Page and application data records:
+++

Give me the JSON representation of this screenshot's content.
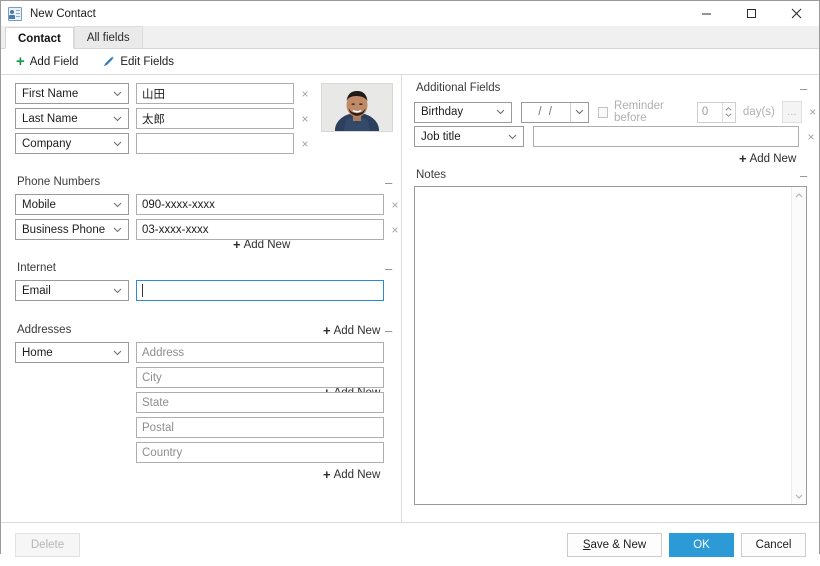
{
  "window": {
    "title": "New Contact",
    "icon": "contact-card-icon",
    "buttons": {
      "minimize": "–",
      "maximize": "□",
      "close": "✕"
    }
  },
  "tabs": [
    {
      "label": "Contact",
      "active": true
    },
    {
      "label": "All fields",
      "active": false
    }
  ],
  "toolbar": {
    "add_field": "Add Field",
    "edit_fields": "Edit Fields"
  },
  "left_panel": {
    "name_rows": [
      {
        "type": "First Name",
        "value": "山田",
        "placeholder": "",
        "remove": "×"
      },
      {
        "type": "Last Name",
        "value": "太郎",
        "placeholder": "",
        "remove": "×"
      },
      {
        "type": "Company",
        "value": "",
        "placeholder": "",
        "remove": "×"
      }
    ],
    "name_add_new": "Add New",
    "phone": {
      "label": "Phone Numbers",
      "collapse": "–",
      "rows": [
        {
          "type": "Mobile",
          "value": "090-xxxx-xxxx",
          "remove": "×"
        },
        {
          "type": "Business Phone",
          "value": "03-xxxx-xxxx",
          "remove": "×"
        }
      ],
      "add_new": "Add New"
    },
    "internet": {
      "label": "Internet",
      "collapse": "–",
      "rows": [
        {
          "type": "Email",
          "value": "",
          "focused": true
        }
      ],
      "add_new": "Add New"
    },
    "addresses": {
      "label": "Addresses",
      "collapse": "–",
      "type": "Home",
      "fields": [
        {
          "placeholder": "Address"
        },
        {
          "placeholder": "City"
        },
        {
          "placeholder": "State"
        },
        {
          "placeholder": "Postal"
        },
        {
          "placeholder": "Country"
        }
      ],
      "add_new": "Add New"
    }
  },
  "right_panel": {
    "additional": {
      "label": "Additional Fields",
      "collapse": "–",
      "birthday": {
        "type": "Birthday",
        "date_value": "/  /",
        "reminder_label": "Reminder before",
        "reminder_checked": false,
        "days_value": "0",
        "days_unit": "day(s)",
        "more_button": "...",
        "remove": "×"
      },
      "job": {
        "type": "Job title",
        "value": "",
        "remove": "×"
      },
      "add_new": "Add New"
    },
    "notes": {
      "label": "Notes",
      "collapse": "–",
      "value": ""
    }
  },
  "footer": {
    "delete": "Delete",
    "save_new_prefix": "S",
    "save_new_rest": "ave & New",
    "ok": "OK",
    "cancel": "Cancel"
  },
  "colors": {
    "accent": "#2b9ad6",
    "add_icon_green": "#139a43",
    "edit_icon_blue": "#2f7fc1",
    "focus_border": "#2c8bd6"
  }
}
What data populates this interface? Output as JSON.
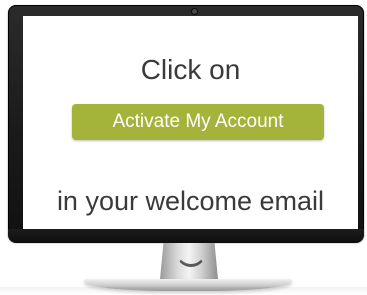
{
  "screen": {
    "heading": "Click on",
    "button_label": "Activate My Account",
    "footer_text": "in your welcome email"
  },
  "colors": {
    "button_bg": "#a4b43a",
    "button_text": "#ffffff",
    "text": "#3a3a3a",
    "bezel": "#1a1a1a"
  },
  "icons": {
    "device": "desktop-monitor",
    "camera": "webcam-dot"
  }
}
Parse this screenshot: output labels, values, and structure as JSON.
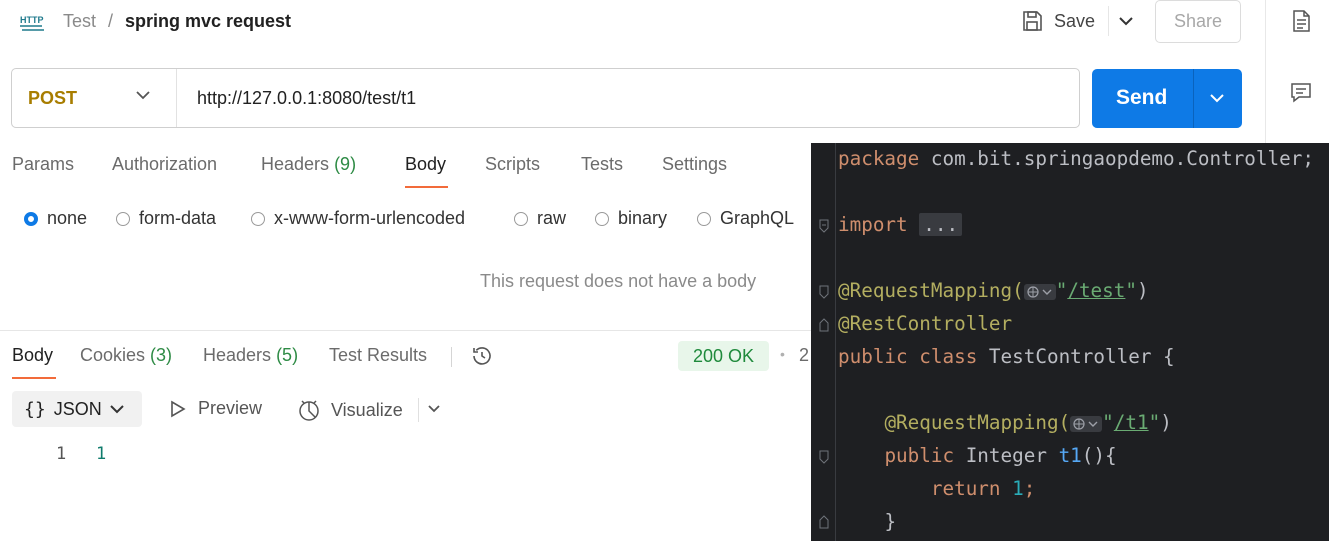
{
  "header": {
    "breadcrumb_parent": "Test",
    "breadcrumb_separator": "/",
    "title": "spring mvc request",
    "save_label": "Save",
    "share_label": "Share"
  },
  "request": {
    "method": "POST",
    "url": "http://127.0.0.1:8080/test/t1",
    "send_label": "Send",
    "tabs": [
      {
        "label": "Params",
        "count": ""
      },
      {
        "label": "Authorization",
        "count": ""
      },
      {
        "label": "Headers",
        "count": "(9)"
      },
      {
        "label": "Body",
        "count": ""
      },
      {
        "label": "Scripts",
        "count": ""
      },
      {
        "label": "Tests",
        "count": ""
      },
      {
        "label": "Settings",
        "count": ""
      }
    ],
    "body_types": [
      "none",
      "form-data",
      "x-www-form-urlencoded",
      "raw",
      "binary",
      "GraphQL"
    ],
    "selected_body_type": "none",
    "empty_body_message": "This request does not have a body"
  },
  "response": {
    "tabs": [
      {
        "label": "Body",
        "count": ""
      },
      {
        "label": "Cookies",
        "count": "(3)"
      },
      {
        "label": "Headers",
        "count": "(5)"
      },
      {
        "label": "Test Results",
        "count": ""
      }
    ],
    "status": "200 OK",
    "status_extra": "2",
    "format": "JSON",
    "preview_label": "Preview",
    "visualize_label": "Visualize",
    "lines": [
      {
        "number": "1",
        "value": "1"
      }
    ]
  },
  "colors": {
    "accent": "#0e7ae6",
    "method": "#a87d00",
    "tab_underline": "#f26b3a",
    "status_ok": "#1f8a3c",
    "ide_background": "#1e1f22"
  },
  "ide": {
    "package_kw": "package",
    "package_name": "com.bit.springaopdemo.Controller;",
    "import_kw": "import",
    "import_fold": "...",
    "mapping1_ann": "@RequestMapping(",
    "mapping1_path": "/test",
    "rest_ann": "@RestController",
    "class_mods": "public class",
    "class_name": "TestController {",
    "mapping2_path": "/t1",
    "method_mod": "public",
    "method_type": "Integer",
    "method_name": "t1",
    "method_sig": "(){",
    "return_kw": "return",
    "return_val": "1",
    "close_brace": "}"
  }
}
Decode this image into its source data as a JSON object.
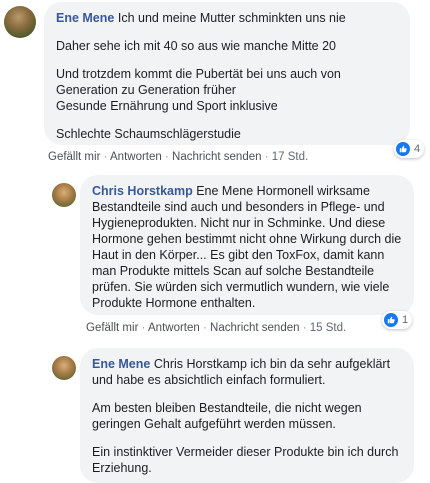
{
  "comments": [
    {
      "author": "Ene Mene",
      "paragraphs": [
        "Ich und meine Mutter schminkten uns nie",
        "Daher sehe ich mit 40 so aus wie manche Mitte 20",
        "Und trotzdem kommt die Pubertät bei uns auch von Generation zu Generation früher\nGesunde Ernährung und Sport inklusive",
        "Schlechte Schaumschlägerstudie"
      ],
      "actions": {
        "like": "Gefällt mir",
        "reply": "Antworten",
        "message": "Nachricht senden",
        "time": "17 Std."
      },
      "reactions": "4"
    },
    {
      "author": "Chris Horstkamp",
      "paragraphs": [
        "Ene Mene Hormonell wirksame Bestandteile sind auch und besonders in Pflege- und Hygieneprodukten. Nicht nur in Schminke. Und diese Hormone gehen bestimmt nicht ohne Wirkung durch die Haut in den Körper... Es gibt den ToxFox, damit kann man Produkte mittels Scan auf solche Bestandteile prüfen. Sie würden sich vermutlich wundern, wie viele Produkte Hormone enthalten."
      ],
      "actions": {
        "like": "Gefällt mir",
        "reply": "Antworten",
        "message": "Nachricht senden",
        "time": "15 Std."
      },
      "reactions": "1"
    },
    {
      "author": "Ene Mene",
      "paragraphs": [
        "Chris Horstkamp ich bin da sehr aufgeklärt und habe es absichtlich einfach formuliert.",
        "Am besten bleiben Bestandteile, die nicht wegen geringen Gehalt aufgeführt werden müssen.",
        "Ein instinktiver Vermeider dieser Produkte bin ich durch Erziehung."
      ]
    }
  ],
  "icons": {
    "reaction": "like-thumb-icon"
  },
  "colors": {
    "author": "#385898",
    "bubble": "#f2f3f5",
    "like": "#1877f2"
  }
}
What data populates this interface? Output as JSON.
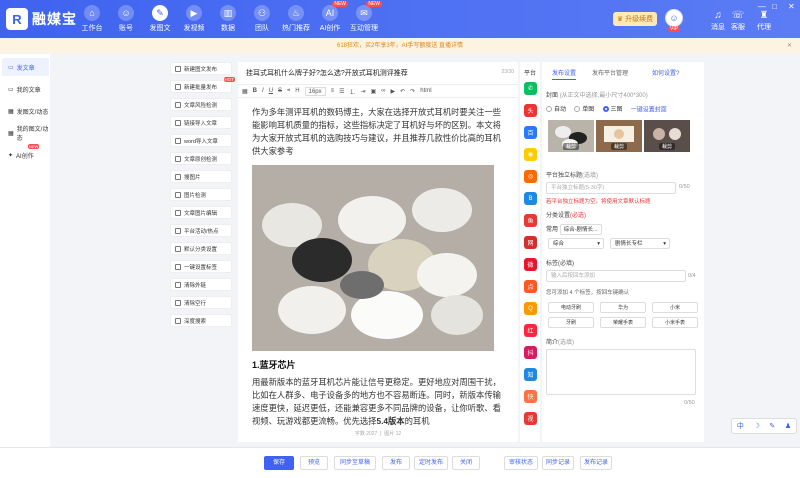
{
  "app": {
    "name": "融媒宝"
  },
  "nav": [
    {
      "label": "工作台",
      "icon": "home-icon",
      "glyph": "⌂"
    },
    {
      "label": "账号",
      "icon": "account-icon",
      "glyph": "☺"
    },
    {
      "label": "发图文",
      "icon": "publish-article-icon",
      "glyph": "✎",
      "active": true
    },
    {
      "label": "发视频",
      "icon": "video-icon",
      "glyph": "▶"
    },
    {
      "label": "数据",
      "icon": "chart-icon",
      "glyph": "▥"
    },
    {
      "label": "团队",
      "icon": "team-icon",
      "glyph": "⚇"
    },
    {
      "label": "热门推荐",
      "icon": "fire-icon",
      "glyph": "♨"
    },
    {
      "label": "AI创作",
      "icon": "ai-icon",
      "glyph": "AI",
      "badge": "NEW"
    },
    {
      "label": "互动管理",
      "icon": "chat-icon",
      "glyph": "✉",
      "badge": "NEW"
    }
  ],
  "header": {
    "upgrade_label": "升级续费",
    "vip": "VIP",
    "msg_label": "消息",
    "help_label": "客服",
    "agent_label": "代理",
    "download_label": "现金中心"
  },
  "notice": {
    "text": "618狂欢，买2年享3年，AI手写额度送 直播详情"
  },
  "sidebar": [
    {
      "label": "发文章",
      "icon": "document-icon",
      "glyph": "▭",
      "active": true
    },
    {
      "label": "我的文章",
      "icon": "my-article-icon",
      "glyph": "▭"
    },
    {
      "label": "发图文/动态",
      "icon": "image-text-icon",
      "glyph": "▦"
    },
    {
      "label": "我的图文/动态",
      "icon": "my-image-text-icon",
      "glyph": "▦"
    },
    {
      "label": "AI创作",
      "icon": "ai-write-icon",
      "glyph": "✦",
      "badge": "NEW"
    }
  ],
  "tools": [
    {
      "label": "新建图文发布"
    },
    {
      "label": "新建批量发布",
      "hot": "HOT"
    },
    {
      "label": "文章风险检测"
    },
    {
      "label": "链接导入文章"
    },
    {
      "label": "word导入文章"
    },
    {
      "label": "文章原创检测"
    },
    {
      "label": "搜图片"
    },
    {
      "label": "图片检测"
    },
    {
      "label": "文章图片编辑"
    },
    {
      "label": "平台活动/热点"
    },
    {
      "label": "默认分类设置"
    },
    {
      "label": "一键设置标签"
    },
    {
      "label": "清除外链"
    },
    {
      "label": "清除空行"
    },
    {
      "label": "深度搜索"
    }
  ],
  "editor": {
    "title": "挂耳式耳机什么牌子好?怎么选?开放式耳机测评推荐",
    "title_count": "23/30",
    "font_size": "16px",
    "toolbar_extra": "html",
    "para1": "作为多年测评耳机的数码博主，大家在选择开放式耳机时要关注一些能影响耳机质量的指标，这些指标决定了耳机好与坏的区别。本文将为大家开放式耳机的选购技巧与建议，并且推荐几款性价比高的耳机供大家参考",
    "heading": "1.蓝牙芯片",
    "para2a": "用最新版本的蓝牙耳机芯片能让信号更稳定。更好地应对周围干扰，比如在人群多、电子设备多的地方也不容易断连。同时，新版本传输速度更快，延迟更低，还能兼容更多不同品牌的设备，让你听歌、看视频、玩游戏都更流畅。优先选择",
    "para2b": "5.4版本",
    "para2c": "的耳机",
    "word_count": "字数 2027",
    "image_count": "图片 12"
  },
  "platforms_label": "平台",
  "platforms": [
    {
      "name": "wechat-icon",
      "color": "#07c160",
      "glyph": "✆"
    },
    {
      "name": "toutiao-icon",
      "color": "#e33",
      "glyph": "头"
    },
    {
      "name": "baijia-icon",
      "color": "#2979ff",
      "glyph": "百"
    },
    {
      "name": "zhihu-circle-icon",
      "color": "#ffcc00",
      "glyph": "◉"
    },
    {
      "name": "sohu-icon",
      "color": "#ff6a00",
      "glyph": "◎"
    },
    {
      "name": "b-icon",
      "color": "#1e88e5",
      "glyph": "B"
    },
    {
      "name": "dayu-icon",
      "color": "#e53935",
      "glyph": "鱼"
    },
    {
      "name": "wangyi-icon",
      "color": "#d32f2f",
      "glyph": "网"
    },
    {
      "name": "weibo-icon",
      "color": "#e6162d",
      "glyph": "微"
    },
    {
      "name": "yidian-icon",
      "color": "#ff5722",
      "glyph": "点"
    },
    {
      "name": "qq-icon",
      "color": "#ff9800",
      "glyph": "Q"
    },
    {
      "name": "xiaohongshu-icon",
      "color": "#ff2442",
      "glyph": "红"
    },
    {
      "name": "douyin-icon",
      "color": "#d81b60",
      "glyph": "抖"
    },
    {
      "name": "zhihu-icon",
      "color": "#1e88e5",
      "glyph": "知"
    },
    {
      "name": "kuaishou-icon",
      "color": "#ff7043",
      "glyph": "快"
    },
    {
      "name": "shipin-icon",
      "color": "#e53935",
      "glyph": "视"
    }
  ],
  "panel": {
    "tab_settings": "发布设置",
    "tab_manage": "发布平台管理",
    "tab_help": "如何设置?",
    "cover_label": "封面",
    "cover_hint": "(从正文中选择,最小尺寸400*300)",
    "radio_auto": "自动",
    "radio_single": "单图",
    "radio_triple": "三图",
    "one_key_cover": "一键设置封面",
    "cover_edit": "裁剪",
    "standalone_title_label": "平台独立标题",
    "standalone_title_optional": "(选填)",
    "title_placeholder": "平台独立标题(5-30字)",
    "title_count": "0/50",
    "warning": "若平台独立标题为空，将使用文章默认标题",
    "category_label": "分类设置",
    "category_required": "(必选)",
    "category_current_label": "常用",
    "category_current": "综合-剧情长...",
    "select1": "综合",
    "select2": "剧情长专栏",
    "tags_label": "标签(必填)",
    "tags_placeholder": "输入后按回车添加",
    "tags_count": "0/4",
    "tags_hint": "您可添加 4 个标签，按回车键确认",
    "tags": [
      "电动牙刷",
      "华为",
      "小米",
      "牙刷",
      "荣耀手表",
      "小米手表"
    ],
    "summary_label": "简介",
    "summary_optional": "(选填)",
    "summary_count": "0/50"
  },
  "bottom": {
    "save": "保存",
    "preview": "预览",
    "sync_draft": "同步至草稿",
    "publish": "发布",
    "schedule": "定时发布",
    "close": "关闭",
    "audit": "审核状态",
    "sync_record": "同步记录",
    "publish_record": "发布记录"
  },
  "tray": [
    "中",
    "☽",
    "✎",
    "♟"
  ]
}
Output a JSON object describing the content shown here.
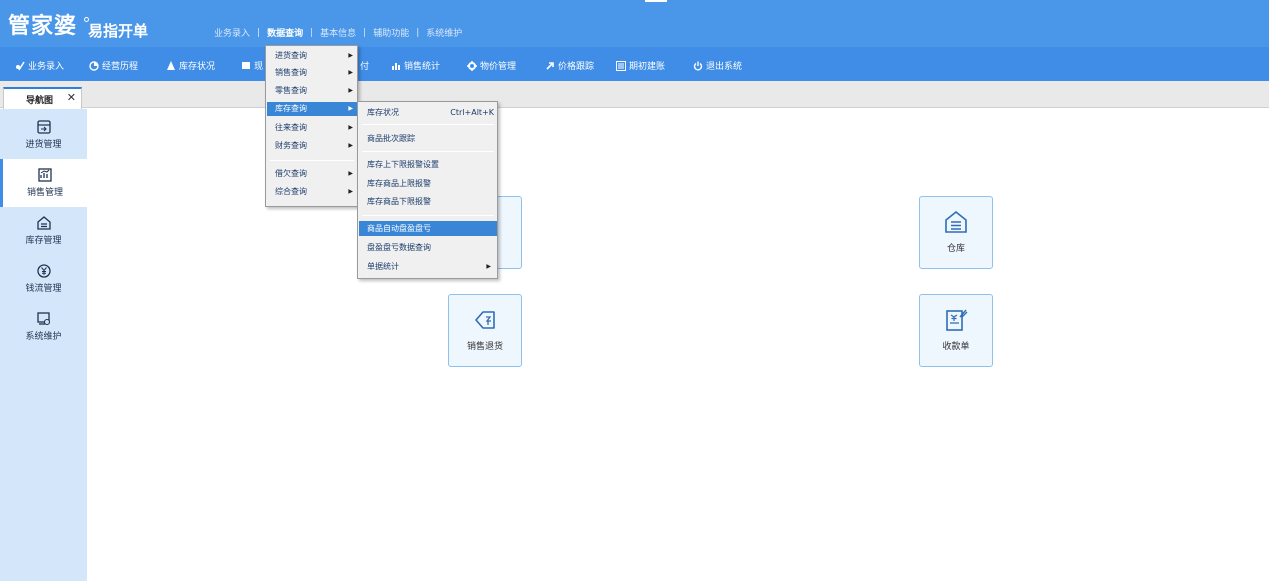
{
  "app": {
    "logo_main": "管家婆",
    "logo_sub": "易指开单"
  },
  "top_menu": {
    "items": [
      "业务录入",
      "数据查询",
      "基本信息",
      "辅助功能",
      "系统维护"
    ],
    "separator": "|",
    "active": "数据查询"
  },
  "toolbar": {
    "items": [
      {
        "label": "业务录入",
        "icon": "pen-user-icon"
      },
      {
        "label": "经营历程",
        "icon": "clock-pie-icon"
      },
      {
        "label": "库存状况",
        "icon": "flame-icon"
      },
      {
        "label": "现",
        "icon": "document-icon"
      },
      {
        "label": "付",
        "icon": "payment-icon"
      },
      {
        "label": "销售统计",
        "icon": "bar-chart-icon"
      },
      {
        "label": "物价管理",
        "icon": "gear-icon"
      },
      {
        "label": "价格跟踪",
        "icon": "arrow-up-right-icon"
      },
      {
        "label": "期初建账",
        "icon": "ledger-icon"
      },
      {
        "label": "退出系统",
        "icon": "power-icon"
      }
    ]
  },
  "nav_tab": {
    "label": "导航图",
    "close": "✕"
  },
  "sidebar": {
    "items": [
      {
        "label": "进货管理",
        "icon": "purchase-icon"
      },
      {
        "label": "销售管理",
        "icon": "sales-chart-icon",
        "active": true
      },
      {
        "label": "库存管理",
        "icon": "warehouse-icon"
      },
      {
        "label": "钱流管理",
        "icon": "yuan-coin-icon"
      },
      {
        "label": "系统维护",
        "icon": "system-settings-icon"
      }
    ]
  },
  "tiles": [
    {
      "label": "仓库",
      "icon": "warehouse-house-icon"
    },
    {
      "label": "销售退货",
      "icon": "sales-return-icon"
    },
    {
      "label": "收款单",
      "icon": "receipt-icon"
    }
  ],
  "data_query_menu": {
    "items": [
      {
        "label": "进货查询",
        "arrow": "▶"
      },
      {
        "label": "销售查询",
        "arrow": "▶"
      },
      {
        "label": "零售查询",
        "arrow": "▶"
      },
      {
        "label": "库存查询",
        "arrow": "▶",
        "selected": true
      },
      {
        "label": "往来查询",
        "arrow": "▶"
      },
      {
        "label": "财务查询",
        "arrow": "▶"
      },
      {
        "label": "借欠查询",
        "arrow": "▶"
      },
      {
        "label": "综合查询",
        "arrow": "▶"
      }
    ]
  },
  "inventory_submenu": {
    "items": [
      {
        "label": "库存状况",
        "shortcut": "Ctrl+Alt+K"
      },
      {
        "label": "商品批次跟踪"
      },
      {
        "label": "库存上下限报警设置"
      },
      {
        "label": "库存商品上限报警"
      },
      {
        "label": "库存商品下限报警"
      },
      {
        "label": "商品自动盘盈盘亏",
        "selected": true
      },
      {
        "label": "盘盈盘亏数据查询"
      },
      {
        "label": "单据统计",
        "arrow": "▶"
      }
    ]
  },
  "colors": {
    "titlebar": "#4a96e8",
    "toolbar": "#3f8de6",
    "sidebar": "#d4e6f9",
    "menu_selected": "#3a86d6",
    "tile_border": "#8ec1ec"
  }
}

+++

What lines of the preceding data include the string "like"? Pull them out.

        "like": "Gefällt mir",
        "like": "Gefällt mir",
    "reaction": "like-thumb-icon"
    "like": "#1877f2"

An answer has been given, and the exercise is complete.